DATA EXTRACTS:
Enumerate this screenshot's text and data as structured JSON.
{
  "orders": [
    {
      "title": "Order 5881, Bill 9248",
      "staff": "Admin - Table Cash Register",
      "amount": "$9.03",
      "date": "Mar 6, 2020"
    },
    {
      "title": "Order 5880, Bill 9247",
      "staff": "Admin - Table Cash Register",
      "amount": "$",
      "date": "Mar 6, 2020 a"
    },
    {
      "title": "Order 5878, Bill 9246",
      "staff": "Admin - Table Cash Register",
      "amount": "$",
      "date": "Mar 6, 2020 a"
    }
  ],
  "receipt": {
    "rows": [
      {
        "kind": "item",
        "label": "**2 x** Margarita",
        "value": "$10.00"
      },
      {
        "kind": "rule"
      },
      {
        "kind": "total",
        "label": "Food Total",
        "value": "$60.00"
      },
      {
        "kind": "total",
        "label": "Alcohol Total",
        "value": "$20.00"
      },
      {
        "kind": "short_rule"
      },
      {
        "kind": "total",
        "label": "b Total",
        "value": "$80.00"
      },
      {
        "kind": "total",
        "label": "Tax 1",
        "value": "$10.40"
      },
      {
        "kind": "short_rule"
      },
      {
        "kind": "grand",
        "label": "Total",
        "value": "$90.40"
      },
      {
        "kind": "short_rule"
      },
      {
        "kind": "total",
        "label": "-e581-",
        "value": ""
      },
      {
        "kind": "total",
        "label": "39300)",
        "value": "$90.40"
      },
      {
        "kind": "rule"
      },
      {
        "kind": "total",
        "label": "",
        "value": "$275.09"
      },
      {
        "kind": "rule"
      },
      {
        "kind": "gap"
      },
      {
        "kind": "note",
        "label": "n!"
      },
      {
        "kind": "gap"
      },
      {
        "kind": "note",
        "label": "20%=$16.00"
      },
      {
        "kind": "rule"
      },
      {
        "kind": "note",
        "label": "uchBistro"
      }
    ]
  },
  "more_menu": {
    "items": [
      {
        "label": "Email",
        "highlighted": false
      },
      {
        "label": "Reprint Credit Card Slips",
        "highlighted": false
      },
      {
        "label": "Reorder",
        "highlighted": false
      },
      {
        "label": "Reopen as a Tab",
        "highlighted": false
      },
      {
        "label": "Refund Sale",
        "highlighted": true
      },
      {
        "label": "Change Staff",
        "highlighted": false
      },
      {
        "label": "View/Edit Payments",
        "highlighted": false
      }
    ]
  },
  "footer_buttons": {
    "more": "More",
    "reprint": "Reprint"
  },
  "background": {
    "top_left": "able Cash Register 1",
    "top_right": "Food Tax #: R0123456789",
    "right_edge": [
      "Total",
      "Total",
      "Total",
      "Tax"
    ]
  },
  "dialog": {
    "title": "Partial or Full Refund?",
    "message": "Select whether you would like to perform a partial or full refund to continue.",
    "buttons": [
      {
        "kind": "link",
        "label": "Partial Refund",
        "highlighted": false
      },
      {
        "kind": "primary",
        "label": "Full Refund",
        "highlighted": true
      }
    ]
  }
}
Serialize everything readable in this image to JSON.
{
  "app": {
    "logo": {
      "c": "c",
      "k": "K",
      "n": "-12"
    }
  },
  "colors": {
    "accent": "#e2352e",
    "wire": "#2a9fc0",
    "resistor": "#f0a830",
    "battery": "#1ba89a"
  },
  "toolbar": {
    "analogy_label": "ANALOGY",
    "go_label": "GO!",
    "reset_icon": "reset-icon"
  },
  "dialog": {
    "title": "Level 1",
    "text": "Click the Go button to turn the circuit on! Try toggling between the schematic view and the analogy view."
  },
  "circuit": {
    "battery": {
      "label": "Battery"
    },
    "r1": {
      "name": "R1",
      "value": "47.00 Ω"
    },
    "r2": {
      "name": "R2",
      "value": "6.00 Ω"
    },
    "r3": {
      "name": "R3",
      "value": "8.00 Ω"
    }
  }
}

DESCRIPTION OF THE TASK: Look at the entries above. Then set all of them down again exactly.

YOUR RESPONSE:
Enumerate this screenshot's text and data as structured JSON.
{
  "orders": [
    {
      "title": "Order 5881, Bill 9248",
      "staff": "Admin - Table Cash Register",
      "amount": "$9.03",
      "date": "Mar 6, 2020"
    },
    {
      "title": "Order 5880, Bill 9247",
      "staff": "Admin - Table Cash Register",
      "amount": "$",
      "date": "Mar 6, 2020 a"
    },
    {
      "title": "Order 5878, Bill 9246",
      "staff": "Admin - Table Cash Register",
      "amount": "$",
      "date": "Mar 6, 2020 a"
    }
  ],
  "receipt": {
    "rows": [
      {
        "kind": "item",
        "label": "**2 x** Margarita",
        "value": "$10.00"
      },
      {
        "kind": "rule"
      },
      {
        "kind": "total",
        "label": "Food Total",
        "value": "$60.00"
      },
      {
        "kind": "total",
        "label": "Alcohol Total",
        "value": "$20.00"
      },
      {
        "kind": "short_rule"
      },
      {
        "kind": "total",
        "label": "b Total",
        "value": "$80.00"
      },
      {
        "kind": "total",
        "label": "Tax 1",
        "value": "$10.40"
      },
      {
        "kind": "short_rule"
      },
      {
        "kind": "grand",
        "label": "Total",
        "value": "$90.40"
      },
      {
        "kind": "short_rule"
      },
      {
        "kind": "total",
        "label": "-e581-",
        "value": ""
      },
      {
        "kind": "total",
        "label": "39300)",
        "value": "$90.40"
      },
      {
        "kind": "rule"
      },
      {
        "kind": "total",
        "label": "",
        "value": "$275.09"
      },
      {
        "kind": "rule"
      },
      {
        "kind": "gap"
      },
      {
        "kind": "note",
        "label": "n!"
      },
      {
        "kind": "gap"
      },
      {
        "kind": "note",
        "label": "20%=$16.00"
      },
      {
        "kind": "rule"
      },
      {
        "kind": "note",
        "label": "uchBistro"
      }
    ]
  },
  "more_menu": {
    "items": [
      {
        "label": "Email",
        "highlighted": false
      },
      {
        "label": "Reprint Credit Card Slips",
        "highlighted": false
      },
      {
        "label": "Reorder",
        "highlighted": false
      },
      {
        "label": "Reopen as a Tab",
        "highlighted": false
      },
      {
        "label": "Refund Sale",
        "highlighted": true
      },
      {
        "label": "Change Staff",
        "highlighted": false
      },
      {
        "label": "View/Edit Payments",
        "highlighted": false
      }
    ]
  },
  "footer_buttons": {
    "more": "More",
    "reprint": "Reprint"
  },
  "background": {
    "top_left": "able Cash Register 1",
    "top_right": "Food Tax #: R0123456789",
    "right_edge": [
      "Total",
      "Total",
      "Total",
      "Tax"
    ]
  },
  "dialog": {
    "title": "Partial or Full Refund?",
    "message": "Select whether you would like to perform a partial or full refund to continue.",
    "buttons": [
      {
        "kind": "link",
        "label": "Partial Refund",
        "highlighted": false
      },
      {
        "kind": "primary",
        "label": "Full Refund",
        "highlighted": true
      }
    ]
  }
}
Serialize everything readable in this image to JSON.
{
  "app": {
    "logo": {
      "c": "c",
      "k": "K",
      "n": "-12"
    }
  },
  "colors": {
    "accent": "#e2352e",
    "wire": "#2a9fc0",
    "resistor": "#f0a830",
    "battery": "#1ba89a"
  },
  "toolbar": {
    "analogy_label": "ANALOGY",
    "go_label": "GO!",
    "reset_icon": "reset-icon"
  },
  "dialog": {
    "title": "Level 1",
    "text": "Click the Go button to turn the circuit on! Try toggling between the schematic view and the analogy view."
  },
  "circuit": {
    "battery": {
      "label": "Battery"
    },
    "r1": {
      "name": "R1",
      "value": "47.00 Ω"
    },
    "r2": {
      "name": "R2",
      "value": "6.00 Ω"
    },
    "r3": {
      "name": "R3",
      "value": "8.00 Ω"
    }
  }
}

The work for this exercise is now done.